Blank out key words from an audio script

Tip: It’s a great idea to work with the audio script after doing a coursebook listening, and you can do this as a revision activity in the next class if you want. There are many ways to work with audio scripts, and one of the best known is to blank out words and then have the students try to remember them. There are some task design issues to consider the next time you do this.

Background

As a revision activity you may already have thought to take a photocopy of a coursebook audio script, blank out certain words or phrases using correction fluid, and then re-photocopy as a student worksheet. That’s fine. But there are some elements of task design that you need to consider:

1 Are you going to blank out content words, or grammar words, or key words from functional phrases? For example, if the audio was a telephone call between two people arranging a meeting you could blank out a) words related to arrangements and meetings, or b) prepositions, or c) key words from telephone phrases. I suggest not mixing these. Prepare more than one worksheet if needs be.

2 Are you going to blank out single words, or short phrases? If the latter, I suggest writing in the margin how many words are missing.

3  Are you going to take open feedback at the end or just give the answers?  I suggest the former: go through the gaps in turn and ask what students have written in the gaps. Their suggestions may be fine, although not the original words used. That’s quite okay for language activation purposes and allows you to check/reformulate their ideas.

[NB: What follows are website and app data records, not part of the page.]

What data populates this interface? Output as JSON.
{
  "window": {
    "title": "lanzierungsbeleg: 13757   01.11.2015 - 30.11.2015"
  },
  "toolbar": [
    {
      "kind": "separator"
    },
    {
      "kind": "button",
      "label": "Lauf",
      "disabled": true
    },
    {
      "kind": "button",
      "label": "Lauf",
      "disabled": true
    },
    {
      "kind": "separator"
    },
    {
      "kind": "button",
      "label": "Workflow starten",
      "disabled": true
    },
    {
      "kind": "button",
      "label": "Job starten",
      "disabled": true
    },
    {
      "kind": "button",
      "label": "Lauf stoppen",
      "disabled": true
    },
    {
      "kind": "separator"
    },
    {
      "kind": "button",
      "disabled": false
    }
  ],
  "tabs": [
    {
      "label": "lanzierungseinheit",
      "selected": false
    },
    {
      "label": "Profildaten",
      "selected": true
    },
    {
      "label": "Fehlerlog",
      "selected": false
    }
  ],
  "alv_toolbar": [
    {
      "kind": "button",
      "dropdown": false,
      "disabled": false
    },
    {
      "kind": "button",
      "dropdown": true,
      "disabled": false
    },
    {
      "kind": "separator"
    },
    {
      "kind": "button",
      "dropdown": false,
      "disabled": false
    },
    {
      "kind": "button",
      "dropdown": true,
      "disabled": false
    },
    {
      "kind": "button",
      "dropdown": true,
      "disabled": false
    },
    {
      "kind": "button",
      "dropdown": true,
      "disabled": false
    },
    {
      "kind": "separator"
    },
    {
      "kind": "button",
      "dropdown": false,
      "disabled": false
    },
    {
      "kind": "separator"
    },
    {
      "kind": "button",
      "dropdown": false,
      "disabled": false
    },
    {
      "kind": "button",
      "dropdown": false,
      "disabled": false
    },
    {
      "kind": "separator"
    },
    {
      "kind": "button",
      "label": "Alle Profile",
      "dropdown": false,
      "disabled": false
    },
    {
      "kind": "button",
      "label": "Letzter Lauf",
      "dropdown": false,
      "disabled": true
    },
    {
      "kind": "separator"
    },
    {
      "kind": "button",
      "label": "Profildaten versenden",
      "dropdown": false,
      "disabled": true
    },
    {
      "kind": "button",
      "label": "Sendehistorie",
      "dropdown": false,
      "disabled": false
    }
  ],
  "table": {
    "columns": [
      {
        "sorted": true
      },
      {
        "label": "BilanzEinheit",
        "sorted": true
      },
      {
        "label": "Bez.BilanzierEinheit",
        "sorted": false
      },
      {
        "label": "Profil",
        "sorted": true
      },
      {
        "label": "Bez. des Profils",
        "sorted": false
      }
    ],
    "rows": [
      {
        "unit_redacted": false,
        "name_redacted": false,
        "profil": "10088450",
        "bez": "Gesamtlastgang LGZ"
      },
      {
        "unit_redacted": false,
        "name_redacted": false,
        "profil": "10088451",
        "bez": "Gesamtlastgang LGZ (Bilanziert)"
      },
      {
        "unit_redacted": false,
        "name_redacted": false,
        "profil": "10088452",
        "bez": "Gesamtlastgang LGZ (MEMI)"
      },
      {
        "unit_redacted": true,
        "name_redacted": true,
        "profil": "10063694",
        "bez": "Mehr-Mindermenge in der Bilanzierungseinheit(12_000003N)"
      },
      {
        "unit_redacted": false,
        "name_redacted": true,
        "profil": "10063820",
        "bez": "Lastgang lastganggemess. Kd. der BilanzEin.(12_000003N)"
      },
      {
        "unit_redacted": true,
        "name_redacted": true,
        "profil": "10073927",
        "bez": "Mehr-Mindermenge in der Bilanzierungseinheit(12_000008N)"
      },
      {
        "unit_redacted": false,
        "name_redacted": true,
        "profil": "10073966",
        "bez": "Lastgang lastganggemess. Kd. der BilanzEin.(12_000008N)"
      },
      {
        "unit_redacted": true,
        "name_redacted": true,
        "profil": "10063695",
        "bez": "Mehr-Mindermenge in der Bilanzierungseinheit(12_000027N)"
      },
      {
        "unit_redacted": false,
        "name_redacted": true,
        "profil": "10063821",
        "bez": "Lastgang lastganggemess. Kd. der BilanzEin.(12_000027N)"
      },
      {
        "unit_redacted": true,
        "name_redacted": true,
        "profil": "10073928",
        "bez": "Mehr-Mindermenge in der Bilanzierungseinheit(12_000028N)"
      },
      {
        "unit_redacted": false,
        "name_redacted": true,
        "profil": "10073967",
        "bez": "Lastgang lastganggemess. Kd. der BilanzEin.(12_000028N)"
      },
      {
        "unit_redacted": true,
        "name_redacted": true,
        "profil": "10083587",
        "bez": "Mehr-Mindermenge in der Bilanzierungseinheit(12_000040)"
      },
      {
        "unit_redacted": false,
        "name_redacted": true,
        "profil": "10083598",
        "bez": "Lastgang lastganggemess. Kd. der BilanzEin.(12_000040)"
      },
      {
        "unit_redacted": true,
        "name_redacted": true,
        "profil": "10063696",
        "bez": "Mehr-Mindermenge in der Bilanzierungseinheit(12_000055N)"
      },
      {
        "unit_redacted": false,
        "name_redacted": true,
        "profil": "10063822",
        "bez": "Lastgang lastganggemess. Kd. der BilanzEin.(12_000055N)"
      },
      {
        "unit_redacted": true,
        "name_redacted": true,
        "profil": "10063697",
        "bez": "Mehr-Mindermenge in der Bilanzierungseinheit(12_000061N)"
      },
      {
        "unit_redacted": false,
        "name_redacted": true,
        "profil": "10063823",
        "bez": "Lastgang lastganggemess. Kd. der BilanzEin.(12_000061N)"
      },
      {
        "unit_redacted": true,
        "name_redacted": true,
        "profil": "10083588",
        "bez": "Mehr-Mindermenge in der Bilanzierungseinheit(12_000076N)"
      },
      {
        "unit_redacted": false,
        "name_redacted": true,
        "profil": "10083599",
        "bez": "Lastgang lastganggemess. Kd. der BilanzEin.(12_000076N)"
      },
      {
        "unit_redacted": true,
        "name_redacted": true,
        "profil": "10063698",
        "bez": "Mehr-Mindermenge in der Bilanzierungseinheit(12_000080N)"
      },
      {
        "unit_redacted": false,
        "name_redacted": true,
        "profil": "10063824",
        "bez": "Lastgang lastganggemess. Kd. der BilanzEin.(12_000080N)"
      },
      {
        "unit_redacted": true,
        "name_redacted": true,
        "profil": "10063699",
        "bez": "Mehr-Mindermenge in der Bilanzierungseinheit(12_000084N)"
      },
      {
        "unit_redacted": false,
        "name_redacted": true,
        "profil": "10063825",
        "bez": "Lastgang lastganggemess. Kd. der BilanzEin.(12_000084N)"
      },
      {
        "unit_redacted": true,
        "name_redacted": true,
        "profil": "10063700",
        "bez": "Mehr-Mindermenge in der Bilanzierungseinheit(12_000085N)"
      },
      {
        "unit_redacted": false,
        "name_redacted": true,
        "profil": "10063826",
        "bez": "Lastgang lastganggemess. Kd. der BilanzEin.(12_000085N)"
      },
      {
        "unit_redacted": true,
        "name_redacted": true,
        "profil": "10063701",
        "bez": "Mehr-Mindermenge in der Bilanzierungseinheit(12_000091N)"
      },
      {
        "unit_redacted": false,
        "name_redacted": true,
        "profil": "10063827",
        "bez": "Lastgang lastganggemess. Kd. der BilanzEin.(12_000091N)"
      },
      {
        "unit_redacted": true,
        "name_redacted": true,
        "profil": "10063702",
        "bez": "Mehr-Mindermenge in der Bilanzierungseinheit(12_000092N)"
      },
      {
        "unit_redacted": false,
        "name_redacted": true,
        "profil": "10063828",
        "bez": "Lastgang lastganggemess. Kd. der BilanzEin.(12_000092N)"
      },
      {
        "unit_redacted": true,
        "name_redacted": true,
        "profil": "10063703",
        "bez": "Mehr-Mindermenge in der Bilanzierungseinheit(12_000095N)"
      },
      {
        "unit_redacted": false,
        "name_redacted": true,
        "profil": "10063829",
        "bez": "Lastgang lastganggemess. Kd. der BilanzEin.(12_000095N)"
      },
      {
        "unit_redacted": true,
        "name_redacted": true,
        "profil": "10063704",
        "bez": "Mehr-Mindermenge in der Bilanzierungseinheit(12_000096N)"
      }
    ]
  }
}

4 At the end, will you simply give the answers from the front of the class, or can you build a final prompt into the exercise? Personally, when I prepare a worksheet like this I write all the missing words randomly at the bottom of the page and then fold this part of the sheet under when I hand out the photocopies. At the beginning I don’t tell the students what is there – just that they shouldn’t look. Then right at the end they can turn up the folded part, see the answers, and do the exercise as a gapfill.

5 If you think at the design stage that empty gaps will be too challenging for the students, then write in the first letters of the missing words after the correction fluid has dried. Be aware that this will turn the exercise into a straightforward memory game, rather than the more open-ended activity suggested in #3 above.